The FTSE 100 and S&P 500 are trading at very different valuation levels.
US and UK large-cap investors have had very different experiences since the crash of 2009. Over these 12 years, the FTSE 100 more or less doubled, going from a low of around 3,500 to a pre-pandemic high of just over 7,500.
The S&P 500 did better. Much better. It went from its financial crisis low of just under 700 to a pre-pandemic high of almost 3,400, giving investors a near 400% gain.
And then, of course, COVID-19 reared its ugly head and both markets crashed hard. However, the crash was incredibly short-lived and both indices bounced back with surprising speed.
After a near-vertical decline in February 2020, from just over 7,000 to just below 5,000 in barely a couple of weeks, the FTSE 100 has since recovered almost all of its lost ground and now sits slightly above 7,000 once again. That’s a nice robust recovery, but it pales into insignificance next to the S&P 500.
That may seem like hyperbole, but following the 2020 crash, when the S&P 500 fell from 3,400 to 2,200 in a few weeks, the US index seems to have tied a rocket to its back and lit the fuse. It recovered every inch of ground lost by September and at the time of writing it has reached a new all-time high just above 4,200.
So, despite the fact that the world is still in the middle of a pandemic and that most economies around the globe are struggling to get on top of this virus, the S&P 500 is now 25% above where it was before the pandemic.

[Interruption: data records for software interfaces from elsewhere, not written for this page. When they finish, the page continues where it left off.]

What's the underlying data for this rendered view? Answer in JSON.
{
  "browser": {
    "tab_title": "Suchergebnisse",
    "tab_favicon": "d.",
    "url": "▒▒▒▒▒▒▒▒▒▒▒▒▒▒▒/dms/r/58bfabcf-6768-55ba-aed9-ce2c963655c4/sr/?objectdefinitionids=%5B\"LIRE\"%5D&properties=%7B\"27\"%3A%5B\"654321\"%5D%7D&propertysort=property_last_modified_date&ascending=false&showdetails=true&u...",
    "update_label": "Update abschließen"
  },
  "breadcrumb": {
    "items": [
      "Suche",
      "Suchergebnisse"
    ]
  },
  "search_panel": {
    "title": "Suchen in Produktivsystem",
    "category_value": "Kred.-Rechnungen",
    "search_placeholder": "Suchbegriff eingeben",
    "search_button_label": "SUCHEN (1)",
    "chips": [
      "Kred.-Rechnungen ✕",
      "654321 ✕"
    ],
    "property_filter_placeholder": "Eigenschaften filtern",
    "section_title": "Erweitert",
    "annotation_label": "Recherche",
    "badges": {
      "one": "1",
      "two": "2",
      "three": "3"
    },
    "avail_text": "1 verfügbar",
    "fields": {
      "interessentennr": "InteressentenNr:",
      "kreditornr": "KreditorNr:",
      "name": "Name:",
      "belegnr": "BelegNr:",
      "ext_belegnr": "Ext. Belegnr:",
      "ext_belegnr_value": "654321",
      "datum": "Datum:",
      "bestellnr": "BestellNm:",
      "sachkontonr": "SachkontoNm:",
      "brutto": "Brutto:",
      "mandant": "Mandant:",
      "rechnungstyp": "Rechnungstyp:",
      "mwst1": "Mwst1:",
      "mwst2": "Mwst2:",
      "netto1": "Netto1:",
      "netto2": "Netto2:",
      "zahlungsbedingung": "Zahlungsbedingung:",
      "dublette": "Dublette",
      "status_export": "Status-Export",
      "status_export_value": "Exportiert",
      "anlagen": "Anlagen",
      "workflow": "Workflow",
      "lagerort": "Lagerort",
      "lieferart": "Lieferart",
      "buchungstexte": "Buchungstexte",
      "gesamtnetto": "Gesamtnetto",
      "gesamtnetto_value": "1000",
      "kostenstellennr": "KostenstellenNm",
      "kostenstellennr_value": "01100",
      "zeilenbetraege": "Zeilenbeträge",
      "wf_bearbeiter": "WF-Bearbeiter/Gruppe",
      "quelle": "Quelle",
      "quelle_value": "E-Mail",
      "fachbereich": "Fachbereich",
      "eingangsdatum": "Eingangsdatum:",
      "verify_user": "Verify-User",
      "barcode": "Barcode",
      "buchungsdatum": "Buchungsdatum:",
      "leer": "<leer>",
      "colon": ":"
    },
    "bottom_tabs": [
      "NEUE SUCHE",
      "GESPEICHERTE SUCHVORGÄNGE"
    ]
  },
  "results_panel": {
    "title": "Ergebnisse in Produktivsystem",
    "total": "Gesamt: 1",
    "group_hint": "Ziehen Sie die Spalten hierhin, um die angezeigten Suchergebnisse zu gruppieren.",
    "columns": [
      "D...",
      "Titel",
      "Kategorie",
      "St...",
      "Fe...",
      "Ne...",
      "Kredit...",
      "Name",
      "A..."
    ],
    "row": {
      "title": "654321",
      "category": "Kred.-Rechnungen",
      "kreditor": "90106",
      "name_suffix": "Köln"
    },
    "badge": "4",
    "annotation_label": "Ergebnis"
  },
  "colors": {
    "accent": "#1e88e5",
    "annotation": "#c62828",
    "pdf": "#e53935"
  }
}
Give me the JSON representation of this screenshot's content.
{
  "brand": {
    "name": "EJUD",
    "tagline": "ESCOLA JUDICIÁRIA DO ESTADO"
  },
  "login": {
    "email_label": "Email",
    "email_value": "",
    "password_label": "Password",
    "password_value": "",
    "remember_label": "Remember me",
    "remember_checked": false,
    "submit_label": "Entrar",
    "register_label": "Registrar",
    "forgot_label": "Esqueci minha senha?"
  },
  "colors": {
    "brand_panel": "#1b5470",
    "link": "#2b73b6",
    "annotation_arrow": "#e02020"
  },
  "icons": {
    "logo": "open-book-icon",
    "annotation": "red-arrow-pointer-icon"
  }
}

Of course, bulls will say that the US tech titans which dominate the S&P 500 have actually benefitted from the pandemic, and they have. But bears will say that a combination of lockdowns, ‘free’ trading apps and social media have created a perfect storm of newbie speculators who have only seen the market go up during their adult lives.